For every daydream, there is an extraordinary awakening.
Mr. Therbur’s Walter Mitty, which can be read in its entity at New Yorker, was published in 1939 and centered on a tame average-Joe who lives a semi-daydream state, maybe to distract himself from domestic squabbles and the mundane of life and chores; as the likely hero in his own fairytale, all it takes is a “ta-pocketa-pocketa-pocketa” beat transition and he finds himself navigating a Navy hydroplane out of a hurricane, handling emergency surgery while jimmy fixing the anesthetizer with a fountain pen, or facing a firing squad during the Second World War. Back then (and even now) the short story is a perfect excuse for escapism, and it was idyllically fleshed out in 1947 with Danny Kaye as Walter, with two songs and a murder mystery plot plucked out of a pulp magazine – which, by the way, makes sense because he worked as an associate editor at a pulp magazine publication house.
Sixty-Six years later and some odd months later, Mr. Stiller (whose brand of comedy still has a lot of catching up to do for my tastes), has the fitting idea for a present day revision: his Walter Mitty is employed as the manager of film negatives at Life magazine. If you think about it, his workplace, and the magazine in question, with its big, imposing photographs with public and screen icons is keen cynicism for a man who doesn’t really have a life of his own – well, not in the literal sense, that is.
Like Mr. Thurber’s version, though updated for the present, Walter is today’s subservient kind: a humble, modest, meek-ling with mousy confidence.

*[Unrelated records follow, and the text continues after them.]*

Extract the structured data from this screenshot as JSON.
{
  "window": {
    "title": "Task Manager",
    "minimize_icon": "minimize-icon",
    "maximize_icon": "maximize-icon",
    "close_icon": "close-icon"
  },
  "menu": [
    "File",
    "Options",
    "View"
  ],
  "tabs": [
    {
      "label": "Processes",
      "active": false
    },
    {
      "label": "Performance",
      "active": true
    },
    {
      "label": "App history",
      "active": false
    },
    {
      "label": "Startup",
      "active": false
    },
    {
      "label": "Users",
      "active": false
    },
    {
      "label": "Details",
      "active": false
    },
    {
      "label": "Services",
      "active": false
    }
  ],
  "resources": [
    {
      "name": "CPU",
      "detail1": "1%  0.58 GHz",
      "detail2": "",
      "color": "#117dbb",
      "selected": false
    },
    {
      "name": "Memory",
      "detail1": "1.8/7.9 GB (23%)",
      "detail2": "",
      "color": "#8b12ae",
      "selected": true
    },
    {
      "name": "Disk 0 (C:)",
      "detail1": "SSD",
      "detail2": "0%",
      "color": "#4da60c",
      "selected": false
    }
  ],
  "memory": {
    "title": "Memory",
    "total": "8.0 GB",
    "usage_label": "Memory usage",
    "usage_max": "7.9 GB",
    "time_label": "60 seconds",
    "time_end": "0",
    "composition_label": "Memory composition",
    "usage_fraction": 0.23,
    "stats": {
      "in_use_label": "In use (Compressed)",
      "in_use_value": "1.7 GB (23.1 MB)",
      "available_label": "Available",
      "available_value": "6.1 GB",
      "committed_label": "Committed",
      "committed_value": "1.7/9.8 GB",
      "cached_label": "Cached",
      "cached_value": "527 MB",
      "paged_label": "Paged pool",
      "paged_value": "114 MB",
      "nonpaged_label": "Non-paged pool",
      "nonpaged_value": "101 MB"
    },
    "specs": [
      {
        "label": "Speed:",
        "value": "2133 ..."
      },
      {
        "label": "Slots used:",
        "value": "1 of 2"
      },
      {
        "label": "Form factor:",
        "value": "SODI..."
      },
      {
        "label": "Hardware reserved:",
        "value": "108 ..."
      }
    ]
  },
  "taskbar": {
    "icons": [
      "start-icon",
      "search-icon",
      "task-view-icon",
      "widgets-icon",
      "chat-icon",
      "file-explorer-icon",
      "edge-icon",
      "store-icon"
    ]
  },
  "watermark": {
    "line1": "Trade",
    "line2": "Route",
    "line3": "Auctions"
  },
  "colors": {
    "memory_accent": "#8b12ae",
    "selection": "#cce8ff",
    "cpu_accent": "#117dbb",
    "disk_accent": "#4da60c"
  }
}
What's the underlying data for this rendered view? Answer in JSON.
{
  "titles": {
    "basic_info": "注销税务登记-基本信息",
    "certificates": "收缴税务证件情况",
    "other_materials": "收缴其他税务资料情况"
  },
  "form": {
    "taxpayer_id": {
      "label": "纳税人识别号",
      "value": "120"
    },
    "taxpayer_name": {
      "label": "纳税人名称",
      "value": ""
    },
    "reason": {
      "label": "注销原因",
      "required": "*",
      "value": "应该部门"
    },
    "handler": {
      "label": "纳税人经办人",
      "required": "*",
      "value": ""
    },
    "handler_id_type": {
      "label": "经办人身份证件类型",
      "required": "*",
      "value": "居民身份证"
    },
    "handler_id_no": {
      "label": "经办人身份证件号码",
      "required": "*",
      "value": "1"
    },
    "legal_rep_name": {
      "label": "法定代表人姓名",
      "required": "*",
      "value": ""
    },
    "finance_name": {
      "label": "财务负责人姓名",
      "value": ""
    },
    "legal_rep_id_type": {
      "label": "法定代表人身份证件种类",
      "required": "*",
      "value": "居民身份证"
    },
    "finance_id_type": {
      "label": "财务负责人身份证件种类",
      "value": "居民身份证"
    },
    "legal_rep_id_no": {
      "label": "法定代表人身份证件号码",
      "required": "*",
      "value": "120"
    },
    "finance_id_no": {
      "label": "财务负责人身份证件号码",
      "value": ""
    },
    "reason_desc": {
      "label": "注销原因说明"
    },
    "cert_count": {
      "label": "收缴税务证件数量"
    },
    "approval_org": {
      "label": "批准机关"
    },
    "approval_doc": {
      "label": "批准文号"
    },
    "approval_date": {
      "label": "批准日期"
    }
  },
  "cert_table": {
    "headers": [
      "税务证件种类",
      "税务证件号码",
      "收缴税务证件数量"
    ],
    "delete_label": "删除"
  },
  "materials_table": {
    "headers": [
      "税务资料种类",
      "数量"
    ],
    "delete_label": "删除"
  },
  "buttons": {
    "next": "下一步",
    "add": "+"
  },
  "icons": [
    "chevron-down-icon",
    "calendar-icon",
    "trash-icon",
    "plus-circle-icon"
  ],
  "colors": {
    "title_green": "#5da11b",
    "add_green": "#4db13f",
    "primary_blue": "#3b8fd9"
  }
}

Unlike Mr. Thurber’s story (where he has a stiff Mrs. hammering him), or Mr. Kaye’s adaptation (where he has a mysterious vixen and a snooty fiancé), Mr. Stiller’s Walter is single. In one of the earliest scenes in the movie, it takes Walter some ten to fifteen seconds to make up his mind and send a social network “wink” to his office-mate Cheryl (Kristen Wiig) on eHarmony (that the wink has a technical glitch, is part of a side-story with a brief, but effective, Patton Oswalt).
In an obnoxious corporate restructure, Life magazine is downsized (another intelligent parallel, perhaps?) and converted to an online publication. (For those who don’t know, Life magazine, despite the homage-cum-product placement, is now defunct and is up as an archive at Time Magazine.

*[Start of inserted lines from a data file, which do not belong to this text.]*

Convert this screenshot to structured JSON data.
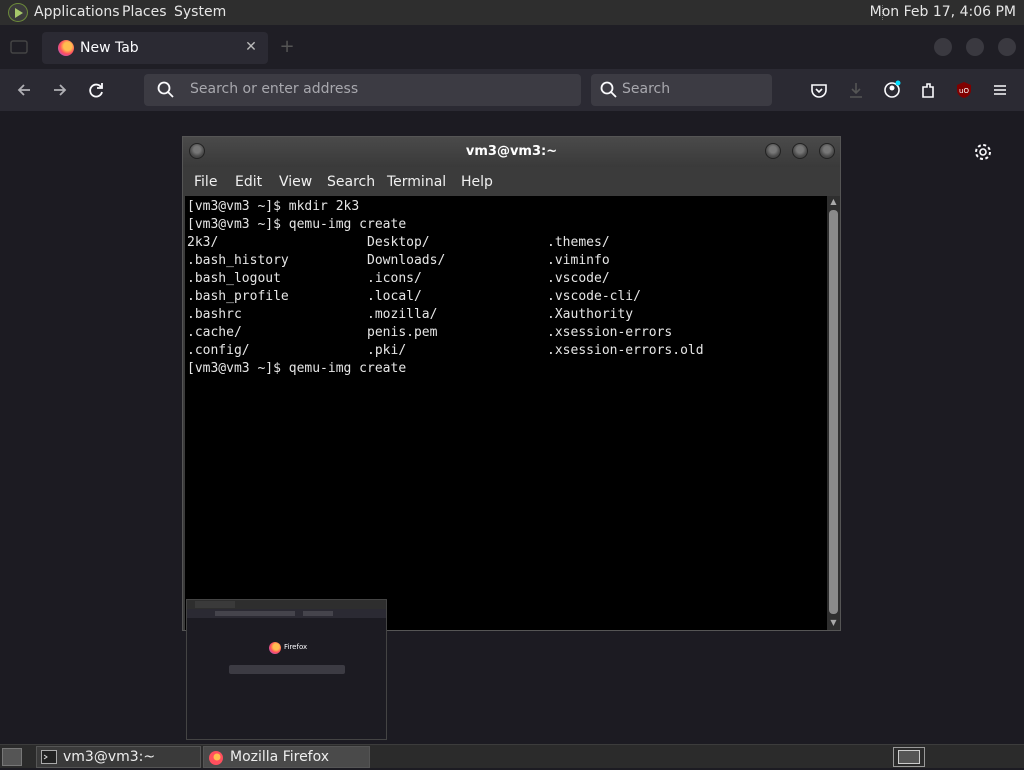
{
  "top_panel": {
    "menus": [
      "Applications",
      "Places",
      "System"
    ],
    "clock": "Mon Feb 17,  4:06 PM"
  },
  "firefox": {
    "tab_title": "New Tab",
    "url_placeholder": "Search or enter address",
    "search_placeholder": "Search",
    "taskbar_label": "Mozilla Firefox"
  },
  "terminal": {
    "title": "vm3@vm3:~",
    "menus": [
      "File",
      "Edit",
      "View",
      "Search",
      "Terminal",
      "Help"
    ],
    "lines": [
      "[vm3@vm3 ~]$ mkdir 2k3",
      "[vm3@vm3 ~]$ qemu-img create",
      "2k3/                   Desktop/               .themes/",
      ".bash_history          Downloads/             .viminfo",
      ".bash_logout           .icons/                .vscode/",
      ".bash_profile          .local/                .vscode-cli/",
      ".bashrc                .mozilla/              .Xauthority",
      ".cache/                penis.pem              .xsession-errors",
      ".config/               .pki/                  .xsession-errors.old",
      "[vm3@vm3 ~]$ qemu-img create"
    ],
    "taskbar_label": "vm3@vm3:~"
  },
  "preview": {
    "brand": "Firefox"
  }
}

As Life’s last print copy goes to edit, Walter needs to find a missing negative by reclusive, flighty, photojournalist Sean O’ Connell (Sean Penn) on a deadline. In the interim, he passes some transitory scenes with his mom and sister (Shirley MacLaine and Kathryn Hahn) and battles his temporary corporate boss (Adam Scott badly bearded in badly choreographed daydreams, with worse special effects).

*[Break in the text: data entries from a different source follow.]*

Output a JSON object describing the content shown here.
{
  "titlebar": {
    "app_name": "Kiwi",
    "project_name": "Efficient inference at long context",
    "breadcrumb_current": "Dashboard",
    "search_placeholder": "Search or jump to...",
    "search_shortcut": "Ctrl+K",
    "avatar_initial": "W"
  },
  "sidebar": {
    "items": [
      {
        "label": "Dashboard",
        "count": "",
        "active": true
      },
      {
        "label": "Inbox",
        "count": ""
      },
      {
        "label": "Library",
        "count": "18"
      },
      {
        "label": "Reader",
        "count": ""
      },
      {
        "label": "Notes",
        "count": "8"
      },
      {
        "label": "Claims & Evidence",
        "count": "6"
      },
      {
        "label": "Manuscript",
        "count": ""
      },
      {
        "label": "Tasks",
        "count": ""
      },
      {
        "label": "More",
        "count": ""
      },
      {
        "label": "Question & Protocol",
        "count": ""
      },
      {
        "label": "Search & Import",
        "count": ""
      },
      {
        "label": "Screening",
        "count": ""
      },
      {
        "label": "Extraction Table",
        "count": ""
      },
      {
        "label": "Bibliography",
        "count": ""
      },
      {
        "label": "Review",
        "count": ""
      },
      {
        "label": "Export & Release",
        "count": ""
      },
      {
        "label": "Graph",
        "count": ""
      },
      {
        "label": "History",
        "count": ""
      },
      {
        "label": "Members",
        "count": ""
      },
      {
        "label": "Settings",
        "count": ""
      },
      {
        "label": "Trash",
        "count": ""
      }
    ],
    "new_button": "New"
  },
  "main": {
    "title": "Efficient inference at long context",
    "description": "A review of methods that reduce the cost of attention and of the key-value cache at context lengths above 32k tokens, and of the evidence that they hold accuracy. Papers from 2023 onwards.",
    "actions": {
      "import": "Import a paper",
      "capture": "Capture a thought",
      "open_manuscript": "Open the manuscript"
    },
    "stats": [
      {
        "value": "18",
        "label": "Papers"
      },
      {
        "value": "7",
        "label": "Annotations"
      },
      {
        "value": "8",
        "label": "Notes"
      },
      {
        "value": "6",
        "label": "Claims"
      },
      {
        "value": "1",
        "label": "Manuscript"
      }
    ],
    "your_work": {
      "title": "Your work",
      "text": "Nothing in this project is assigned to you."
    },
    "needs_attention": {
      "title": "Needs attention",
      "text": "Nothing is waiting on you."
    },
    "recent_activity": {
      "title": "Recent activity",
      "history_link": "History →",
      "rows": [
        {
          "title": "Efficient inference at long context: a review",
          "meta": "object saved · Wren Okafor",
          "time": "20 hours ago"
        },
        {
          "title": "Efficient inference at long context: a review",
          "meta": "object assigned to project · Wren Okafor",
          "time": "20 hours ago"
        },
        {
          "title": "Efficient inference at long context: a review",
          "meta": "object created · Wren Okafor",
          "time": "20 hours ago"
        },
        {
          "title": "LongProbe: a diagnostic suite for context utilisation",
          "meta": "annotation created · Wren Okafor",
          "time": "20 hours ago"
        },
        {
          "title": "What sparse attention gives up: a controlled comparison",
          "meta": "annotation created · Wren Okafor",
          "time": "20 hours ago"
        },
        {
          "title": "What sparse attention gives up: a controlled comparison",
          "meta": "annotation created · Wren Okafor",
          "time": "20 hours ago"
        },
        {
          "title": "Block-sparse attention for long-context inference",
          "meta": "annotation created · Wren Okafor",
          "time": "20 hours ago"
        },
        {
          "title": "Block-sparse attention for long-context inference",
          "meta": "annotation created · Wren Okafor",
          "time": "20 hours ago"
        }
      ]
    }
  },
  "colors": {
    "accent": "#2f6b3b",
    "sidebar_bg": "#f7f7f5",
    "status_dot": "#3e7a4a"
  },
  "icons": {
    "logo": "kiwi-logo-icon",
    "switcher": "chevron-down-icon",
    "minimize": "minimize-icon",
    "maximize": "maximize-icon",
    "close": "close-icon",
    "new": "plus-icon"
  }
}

On occasion, because the production is fixated on making “The Secret Life of Walter Mitty” a major winter release, with all the Christmas bells and whistles that attract genre-ridden humor, Walter’s dreams – and the way he zones out – make him look like a schizophrenic, rather than a very serious-minded man living infantile spurts of imagination.
But bit by slow bit the screenplay by Steven Conrad moves away from these sparse and phony moments – and Mr. Thurber’s underlying gist; in fact, like Walter, left on its own the movie actually ends up finding its distinctiveness. Eventually, Walter’s own maturity becomes the movie’s best companion, when he, unpredictably, finds himself shuttling to Iceland, swimming in shark infested waters and trekking to Afghanistan to find Sean. (Walter’s body-scan by U.S. authorities is one of the best scenes in the movie by the way).
Even as one applauds Mr. Stiller’s own crude self-restraints to farce, for some the slow build-up may be too little too late and too wafer-thin a journey for personal salvation. Like most reveries, “The Secret Life of Walter Mitty” is whimsical and abrupt, and maybe only half-happy with what it daydreamt.
Released by 20th Century Fox, “The Secret Life of Walter Mitty” is rated PG-13 for one or two crude jokes.
Directed by Ben Stiller; Produced by Mr. Stiller, Samuel Goldwyn Jr., John Goldwyn and Stuart Cornfeld; Written by Steven Conrad, based on the short story by James Thurber; Cinematography by Stuart Dryburgh; Edited by Greg Hayden; Music by Theodore Shapiro.
The movie stars: Ben Stiller, Kristen Wiig, Shirley MacLaine, Adam Scott, Kathryn Hahn, Sean Penn and Patton Oswalt.